Monday Coffee with Jack and Tollers

What Aristotle and Michael Scott Have in Common - Coffee with Jack and Tollers (Day 6)

What Aristotle and Michael Scott Have in Common - Coffee with Jack and Tollers (Day 6)

Knowledge of the fact differs from the knowledge of the reason for the fact. - Aristotle “Why are you the way that you are?” - Michael Scott to Toby Flenderson   Deconstruction is a popular buzzword in many circles today, especially those coming from strong religious or ideological persuasions. But the fact is, the concept and program of ‘deconstruction’ is nothing new. It started several hundred years ago with the Enlightenment* and with our culture's adoption of modernity. We live in what the sociologist Charles Taylor calls “a secular age.” And that secular age is obsessed with data, analytics, information,...

Read more →


Why You Should Re-Read 'A Letter From Birmingham Jail': Monday offee with Jack and Tollers (Day 5)

Why You Should Re-Read 'A Letter From Birmingham Jail': Monday offee with Jack and Tollers (Day 5)

MLK's letter should continue to be the prophetic manifesto for those who seek racial justice and equality.
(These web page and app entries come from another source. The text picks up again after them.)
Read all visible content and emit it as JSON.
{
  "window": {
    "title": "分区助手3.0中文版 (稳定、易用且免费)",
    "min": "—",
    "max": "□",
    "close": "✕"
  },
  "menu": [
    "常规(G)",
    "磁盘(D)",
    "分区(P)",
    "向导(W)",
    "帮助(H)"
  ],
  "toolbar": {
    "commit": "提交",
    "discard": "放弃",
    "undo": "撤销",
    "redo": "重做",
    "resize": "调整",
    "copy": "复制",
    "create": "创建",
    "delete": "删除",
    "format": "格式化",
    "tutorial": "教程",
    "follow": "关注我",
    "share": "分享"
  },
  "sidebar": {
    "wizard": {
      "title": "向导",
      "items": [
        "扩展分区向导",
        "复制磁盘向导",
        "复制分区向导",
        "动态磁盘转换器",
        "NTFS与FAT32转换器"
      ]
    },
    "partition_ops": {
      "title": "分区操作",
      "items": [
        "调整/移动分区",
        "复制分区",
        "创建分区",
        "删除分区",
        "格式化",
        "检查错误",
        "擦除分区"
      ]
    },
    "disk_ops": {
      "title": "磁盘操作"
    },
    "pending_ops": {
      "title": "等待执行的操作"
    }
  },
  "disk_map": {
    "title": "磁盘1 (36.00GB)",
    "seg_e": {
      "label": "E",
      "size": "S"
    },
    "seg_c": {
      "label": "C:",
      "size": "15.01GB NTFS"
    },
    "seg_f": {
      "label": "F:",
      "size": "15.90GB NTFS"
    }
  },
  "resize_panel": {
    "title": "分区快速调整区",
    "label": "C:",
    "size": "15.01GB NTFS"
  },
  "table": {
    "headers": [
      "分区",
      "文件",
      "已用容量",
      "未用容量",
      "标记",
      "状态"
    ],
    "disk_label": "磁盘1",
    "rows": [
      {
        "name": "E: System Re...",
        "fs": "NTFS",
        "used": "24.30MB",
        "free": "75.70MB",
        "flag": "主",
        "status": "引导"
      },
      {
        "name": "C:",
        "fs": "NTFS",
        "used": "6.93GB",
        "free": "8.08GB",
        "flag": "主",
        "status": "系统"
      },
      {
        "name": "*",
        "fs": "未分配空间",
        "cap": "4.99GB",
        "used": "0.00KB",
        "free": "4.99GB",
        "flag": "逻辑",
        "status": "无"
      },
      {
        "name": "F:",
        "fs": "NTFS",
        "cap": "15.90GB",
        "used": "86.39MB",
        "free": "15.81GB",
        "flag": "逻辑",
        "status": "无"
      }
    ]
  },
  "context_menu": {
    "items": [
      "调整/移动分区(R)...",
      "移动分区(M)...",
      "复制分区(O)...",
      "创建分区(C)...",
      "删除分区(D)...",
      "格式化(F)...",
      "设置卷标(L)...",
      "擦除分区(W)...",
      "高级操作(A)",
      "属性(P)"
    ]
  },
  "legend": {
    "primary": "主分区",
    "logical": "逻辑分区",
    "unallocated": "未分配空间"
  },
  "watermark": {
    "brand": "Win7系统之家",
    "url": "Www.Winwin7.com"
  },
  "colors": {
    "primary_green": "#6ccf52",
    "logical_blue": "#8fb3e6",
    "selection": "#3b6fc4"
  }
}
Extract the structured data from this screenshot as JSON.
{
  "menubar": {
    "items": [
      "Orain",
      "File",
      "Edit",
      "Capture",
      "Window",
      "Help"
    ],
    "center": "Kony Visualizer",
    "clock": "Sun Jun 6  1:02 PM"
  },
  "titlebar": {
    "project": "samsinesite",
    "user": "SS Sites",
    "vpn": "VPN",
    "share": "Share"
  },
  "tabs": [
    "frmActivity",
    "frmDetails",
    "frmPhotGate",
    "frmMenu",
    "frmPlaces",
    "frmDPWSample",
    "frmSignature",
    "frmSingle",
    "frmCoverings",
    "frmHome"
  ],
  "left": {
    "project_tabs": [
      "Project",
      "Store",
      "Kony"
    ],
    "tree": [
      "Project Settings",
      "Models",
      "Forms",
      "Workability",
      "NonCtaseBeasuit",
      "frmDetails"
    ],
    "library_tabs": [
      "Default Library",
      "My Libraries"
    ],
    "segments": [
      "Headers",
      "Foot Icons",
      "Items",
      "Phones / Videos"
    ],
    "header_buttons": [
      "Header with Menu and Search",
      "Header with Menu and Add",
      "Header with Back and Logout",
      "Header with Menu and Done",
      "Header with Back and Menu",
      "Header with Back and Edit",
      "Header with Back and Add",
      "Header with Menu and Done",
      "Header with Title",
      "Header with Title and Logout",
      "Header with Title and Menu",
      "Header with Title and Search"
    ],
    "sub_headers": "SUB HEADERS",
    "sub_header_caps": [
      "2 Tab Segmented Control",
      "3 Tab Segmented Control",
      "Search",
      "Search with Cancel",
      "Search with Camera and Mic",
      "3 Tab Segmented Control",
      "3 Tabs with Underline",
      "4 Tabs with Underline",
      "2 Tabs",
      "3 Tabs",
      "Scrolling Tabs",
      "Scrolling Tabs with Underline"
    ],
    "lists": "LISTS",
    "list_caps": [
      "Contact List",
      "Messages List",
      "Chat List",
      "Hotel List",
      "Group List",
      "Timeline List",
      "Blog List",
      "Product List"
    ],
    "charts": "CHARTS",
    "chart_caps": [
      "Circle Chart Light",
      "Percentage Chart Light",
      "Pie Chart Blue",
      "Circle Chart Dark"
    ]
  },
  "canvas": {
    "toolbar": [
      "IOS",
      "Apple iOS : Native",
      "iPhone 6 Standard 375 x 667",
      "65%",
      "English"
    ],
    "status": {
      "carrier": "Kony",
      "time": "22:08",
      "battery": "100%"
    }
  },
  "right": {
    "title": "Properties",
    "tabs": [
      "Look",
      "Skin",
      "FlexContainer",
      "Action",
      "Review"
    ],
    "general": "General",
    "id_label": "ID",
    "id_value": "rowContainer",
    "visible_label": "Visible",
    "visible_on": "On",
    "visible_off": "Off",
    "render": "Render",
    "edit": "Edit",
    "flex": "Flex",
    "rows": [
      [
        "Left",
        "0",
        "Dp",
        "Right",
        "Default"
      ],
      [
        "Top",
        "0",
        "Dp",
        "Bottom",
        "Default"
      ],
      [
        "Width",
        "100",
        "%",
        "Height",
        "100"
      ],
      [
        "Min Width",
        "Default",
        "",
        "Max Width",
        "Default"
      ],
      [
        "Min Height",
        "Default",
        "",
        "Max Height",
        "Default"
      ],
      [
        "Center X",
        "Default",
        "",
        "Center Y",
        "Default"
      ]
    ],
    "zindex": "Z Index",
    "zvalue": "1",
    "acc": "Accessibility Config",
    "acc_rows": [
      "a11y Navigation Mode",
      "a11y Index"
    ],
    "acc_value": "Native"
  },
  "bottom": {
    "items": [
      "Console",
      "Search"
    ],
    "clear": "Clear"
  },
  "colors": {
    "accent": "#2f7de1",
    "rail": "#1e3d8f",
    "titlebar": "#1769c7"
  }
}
It will not due to discount it as only relevant to a situational past any more than it will due to discount the Pauline epistles as only relevant to their context. "So the question is not whether we will be extremists, but what kind of extremists we will be."

Read more →
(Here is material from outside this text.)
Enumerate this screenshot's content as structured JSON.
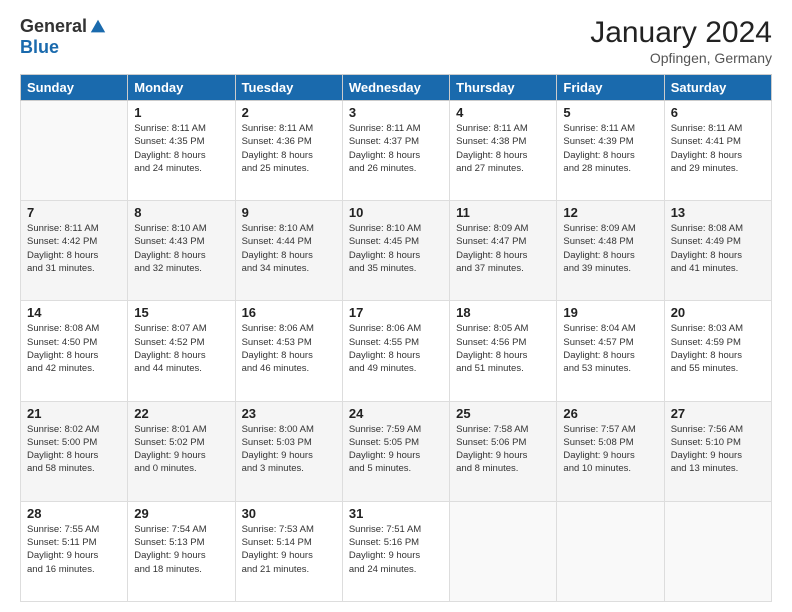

Why You Should Make Resolutions (Even if You Can't Keep Them) - Monday Coffee With Jack and Tollers (Day 4)

Why You Should Make Resolutions (Even if You Can't Keep Them) - Monday Coffee With Jack and Tollers (Day 4)
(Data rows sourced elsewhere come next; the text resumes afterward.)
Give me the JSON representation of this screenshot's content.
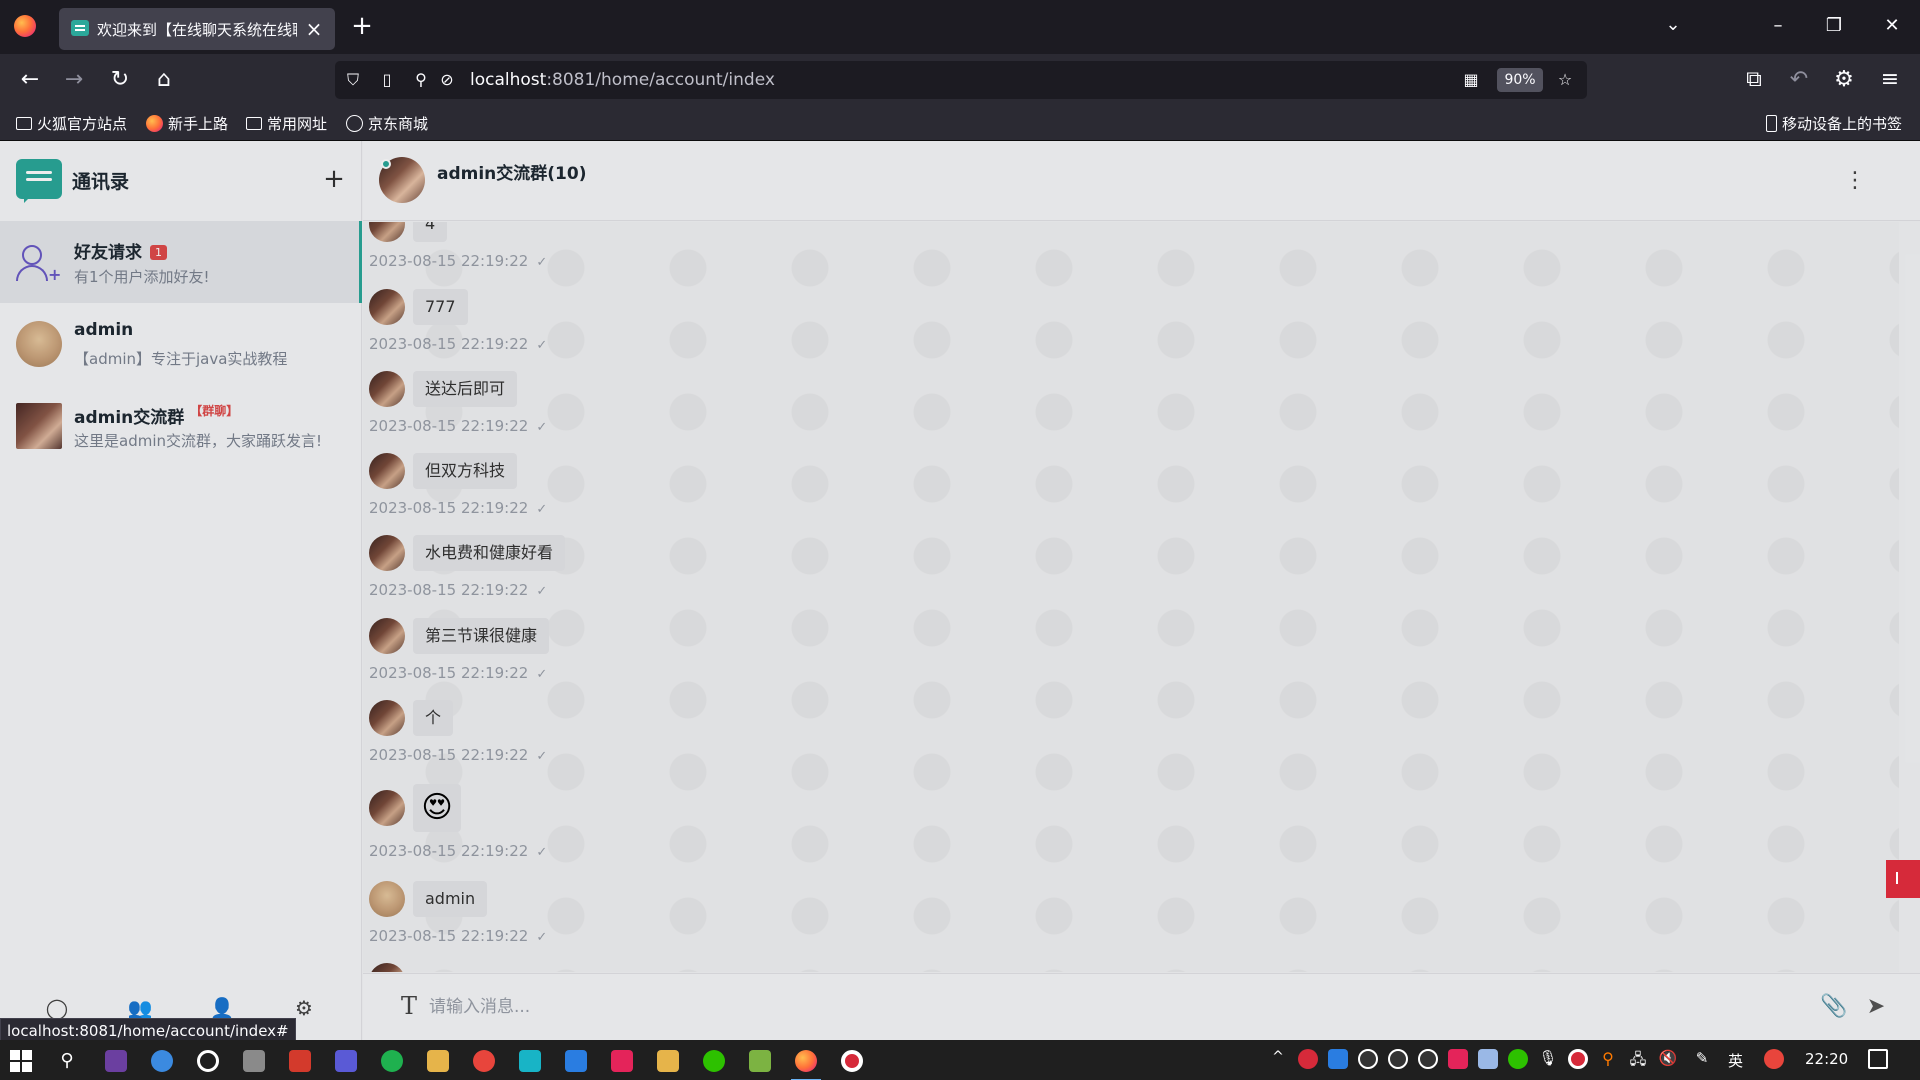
{
  "browser": {
    "tab_title": "欢迎来到【在线聊天系统在线聊",
    "url_host": "localhost",
    "url_rest": ":8081/home/account/index",
    "zoom": "90%",
    "status_url": "localhost:8081/home/account/index#",
    "bookmarks": [
      "火狐官方站点",
      "新手上路",
      "常用网址",
      "京东商城"
    ],
    "mobile_bookmarks": "移动设备上的书签"
  },
  "sidebar": {
    "title": "通讯录",
    "contacts": [
      {
        "name": "好友请求",
        "badge": "1",
        "message": "有1个用户添加好友!"
      },
      {
        "name": "admin",
        "message": "【admin】专注于java实战教程"
      },
      {
        "name": "admin交流群",
        "tag": "【群聊】",
        "message": "这里是admin交流群，大家踊跃发言!"
      }
    ]
  },
  "chat": {
    "title": "admin交流群(10)",
    "input_placeholder": "请输入消息...",
    "messages": [
      {
        "text": "4",
        "time": "2023-08-15 22:19:22"
      },
      {
        "text": "777",
        "time": "2023-08-15 22:19:22"
      },
      {
        "text": "送达后即可",
        "time": "2023-08-15 22:19:22"
      },
      {
        "text": "但双方科技",
        "time": "2023-08-15 22:19:22"
      },
      {
        "text": "水电费和健康好看",
        "time": "2023-08-15 22:19:22"
      },
      {
        "text": "第三节课很健康",
        "time": "2023-08-15 22:19:22"
      },
      {
        "text": "个",
        "time": "2023-08-15 22:19:22"
      },
      {
        "text": "😍",
        "time": "2023-08-15 22:19:22"
      },
      {
        "text": "admin",
        "time": "2023-08-15 22:19:22"
      }
    ]
  },
  "taskbar": {
    "ime": "英",
    "clock": "22:20"
  },
  "colors": {
    "accent": "#2ba89a",
    "badge": "#e04b4b",
    "browser_dark": "#1c1b22"
  }
}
The object of a New Year is not that we should have a new year. It is that we should have a new soul and a new nose; new feet, a new backbone, new ears, and new eyes. - G.K. Chesterton

Read more →


Why Teenagers Give Cat Cadavers Names and Wizards Don't - Monday Coffee with Jack and Tollers (Day 3)

Why Teenagers Give Cat Cadavers Names and Wizards Don't - Monday Coffee with Jack and Tollers (Day 3)

Someone (somewhere that I cannot recall) once said, “If you want to really understand something, you have to kill it first.” There is something to be understood by killing something. But we rarely, if ever, have the power to resurrect it back to life once we’ve killed it. I think all of us recognize at the end of the day we much prefer the cat alive and with all its mystery over the cat dead and comprehended. 

Read more →


The Beautiful Paradox of Christmas - Monday Coffee with Jack and Tollers (Day 2)

The Beautiful Paradox of Christmas - Monday Coffee with Jack and Tollers (Day 2)

Christmas is built upon a beautiful and intentional paradox; that the birth of the homeless should be celebrated in every home. - G.K. Chesterton

Read more →